# When is a group ring an integral domain

If $R$ is an integral domain (I am having $\mathbb{Z}$ or a field in mind) and $G$ a (not necessarily finite) group then
we can form the group ring $R(G)$.

Note that if $g^{n+1} = e$ then $(e-g)(e+g\ldots + g^n) = e - g^{n+1} = 0$. This means
if $G$ has torsion then $R(G)$ always has zero-divisors.

What about the inverse? So if $G$ is torsion-free does that imply $R(G)$ having no zero-divisors.

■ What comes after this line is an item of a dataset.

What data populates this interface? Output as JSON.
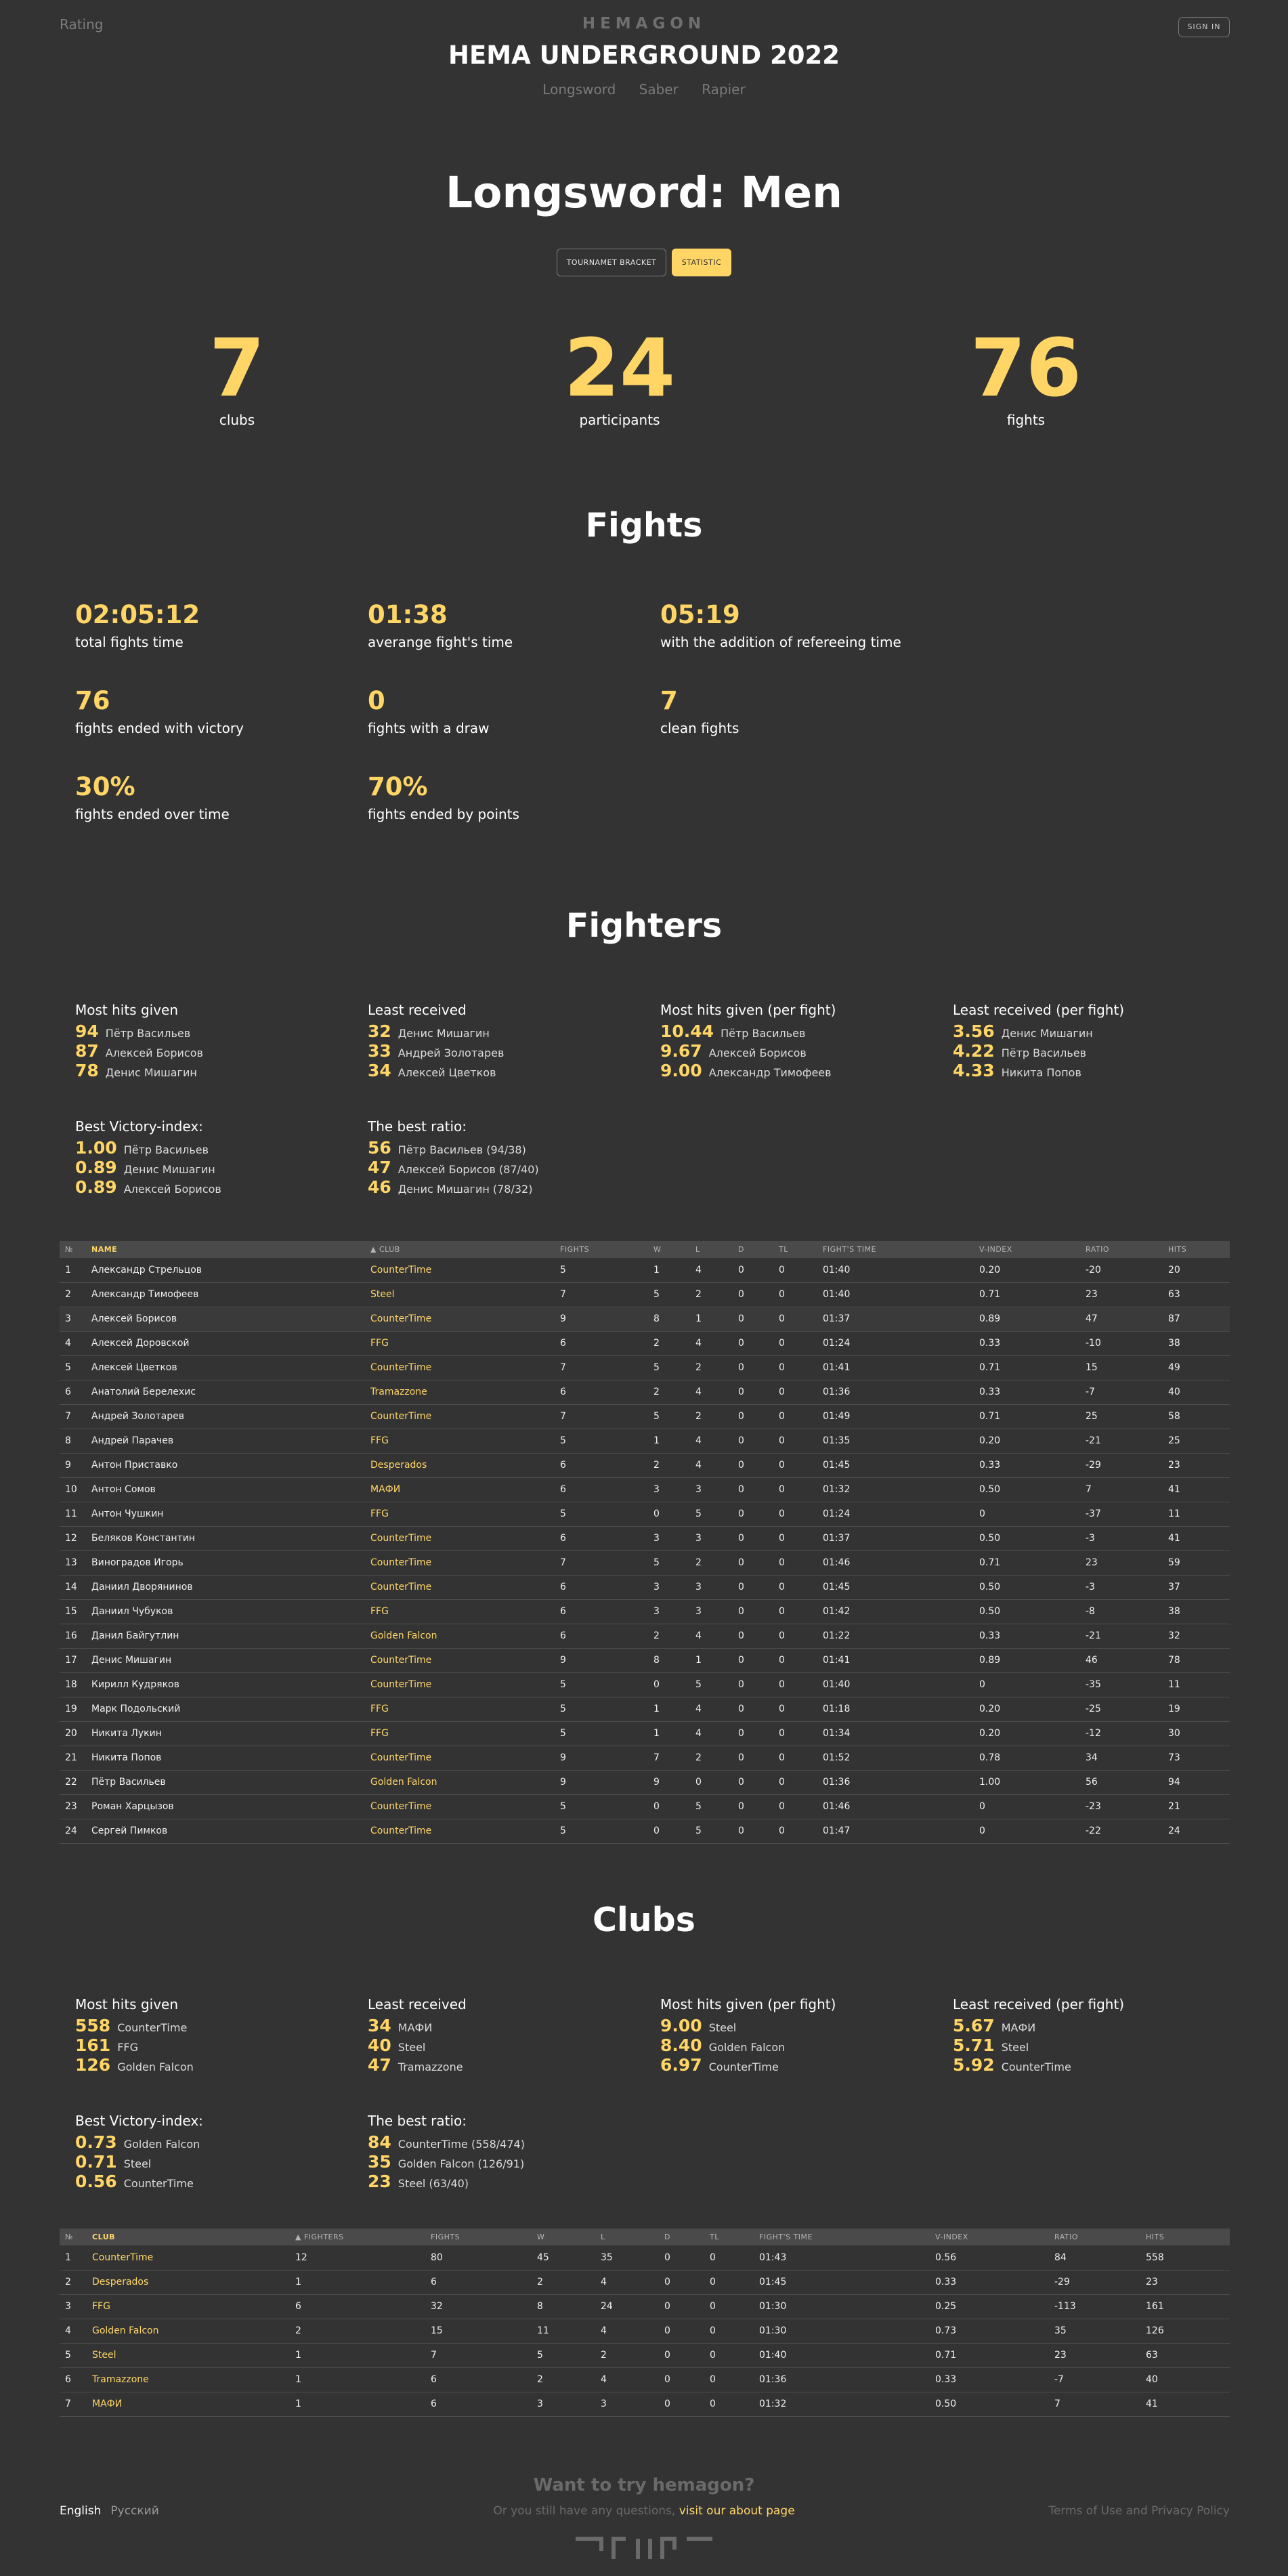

By embedding $R$ into its field of fractions, we may as well assume that $R$ is a field. But then this is precisely Kaplansky’s zero-divisor conjecture. This is a hard problem which is still open (2014). It has only been solved for certain classes of groups. If $R$ has characteristic $0$ then it suffices to treat $R=\mathbb{C}$ and there analytical methods are available. A reference is